California Criminal Jury Instructions (CALCRIM 2017)

CA 3471. Right to Self-Defense: Mutual Combat or Initial Aggressor

A person who engages in mutual combat or who is the initial aggressor has a right to self-defense only if:

1. (He/She) actually and in good faith tries to stop fighting;


2. (He/She) indicates, by word or by conduct, to (his/her) opponent, in a way that a reasonable person would understand, that (he/she) wants to stop fighting and that (he/she) has stopped fighting(;/.)

<Give element 3 in cases of mutual combat>


3. (He/She) gives (his/her) opponent a chance to stop fighting.] If a person meets these requirements, (he/she) then has a right to self-defense if the opponent continues to fight.

[A fight is mutual combat when it began or continued by mutual consent or agreement. That agreement may be expressly stated or implied and must occur before the claim to self defense arose.]

[If you decide that the defendant started the fight using non-deadly force and the opponent responded with such sudden and deadly force that the defendant could not withdraw from the fight, then the defendant had the right to defend (himself/herself) with deadly force and was not required to try to stop fighting.]

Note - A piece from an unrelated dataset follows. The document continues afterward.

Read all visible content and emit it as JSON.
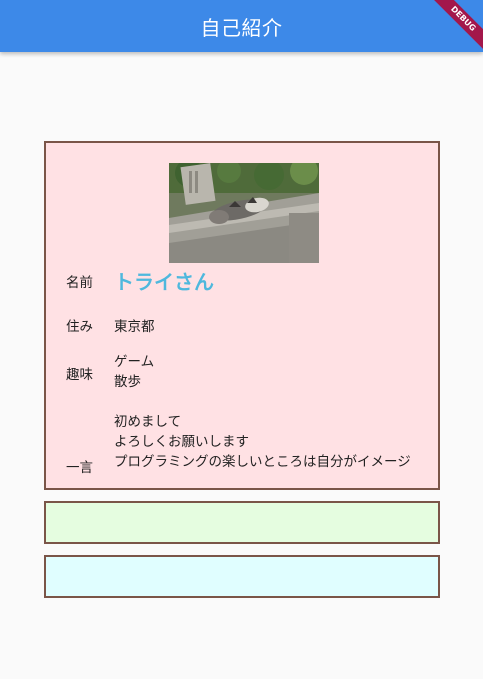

New January 2006; Revised April 2008, December 2008, April 2011, February 2013